Work instructions: Leaving out the pictures, please retype each record exactly.

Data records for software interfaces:
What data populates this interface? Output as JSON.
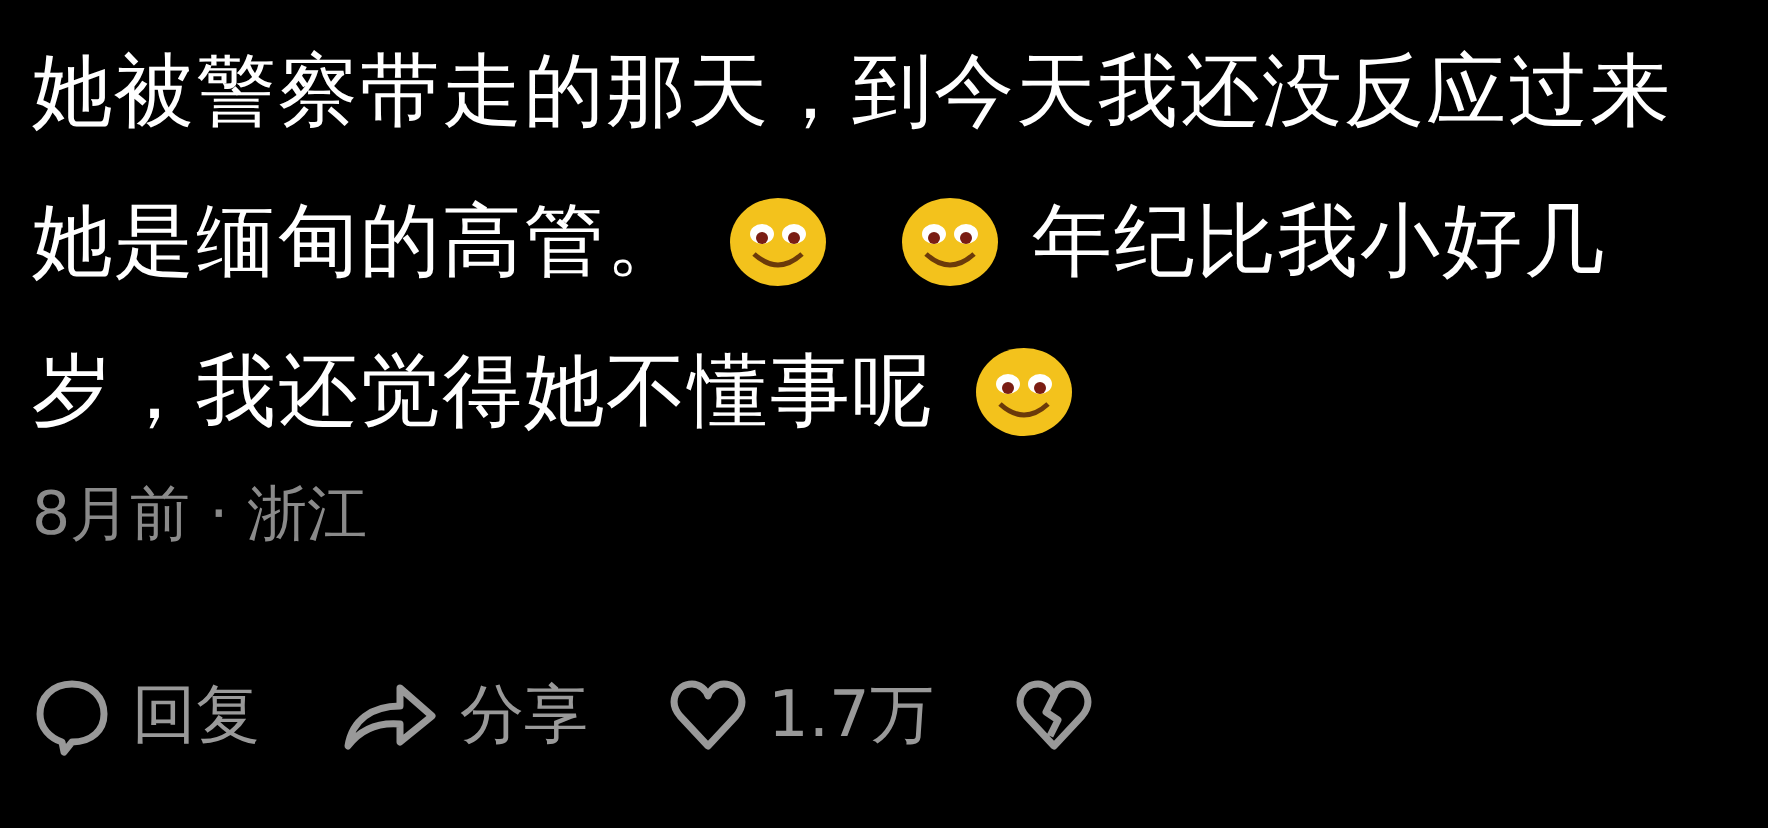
{
  "comment": {
    "lines": [
      [
        {
          "kind": "text",
          "text": "她被警察带走的那天，到今天我还没反应过来"
        }
      ],
      [
        {
          "kind": "text",
          "text": "她是缅甸的高管。"
        },
        {
          "kind": "emoji"
        },
        {
          "kind": "emoji"
        },
        {
          "kind": "text",
          "text": "年纪比我小好几"
        }
      ],
      [
        {
          "kind": "text",
          "text": "岁，我还觉得她不懂事呢"
        },
        {
          "kind": "emoji"
        }
      ]
    ],
    "meta": "8月前 · 浙江",
    "actions": [
      {
        "kind": "reply",
        "label": "回复"
      },
      {
        "kind": "share",
        "label": "分享"
      },
      {
        "kind": "like",
        "label": "1.7万"
      },
      {
        "kind": "dislike"
      }
    ]
  }
}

Task response:
What data populates this interface? Output as JSON.
{
  "comment": {
    "lines": [
      [
        {
          "kind": "text",
          "text": "她被警察带走的那天，到今天我还没反应过来"
        }
      ],
      [
        {
          "kind": "text",
          "text": "她是缅甸的高管。"
        },
        {
          "kind": "emoji"
        },
        {
          "kind": "emoji"
        },
        {
          "kind": "text",
          "text": "年纪比我小好几"
        }
      ],
      [
        {
          "kind": "text",
          "text": "岁，我还觉得她不懂事呢"
        },
        {
          "kind": "emoji"
        }
      ]
    ],
    "meta": "8月前 · 浙江",
    "actions": [
      {
        "kind": "reply",
        "label": "回复"
      },
      {
        "kind": "share",
        "label": "分享"
      },
      {
        "kind": "like",
        "label": "1.7万"
      },
      {
        "kind": "dislike"
      }
    ]
  }
}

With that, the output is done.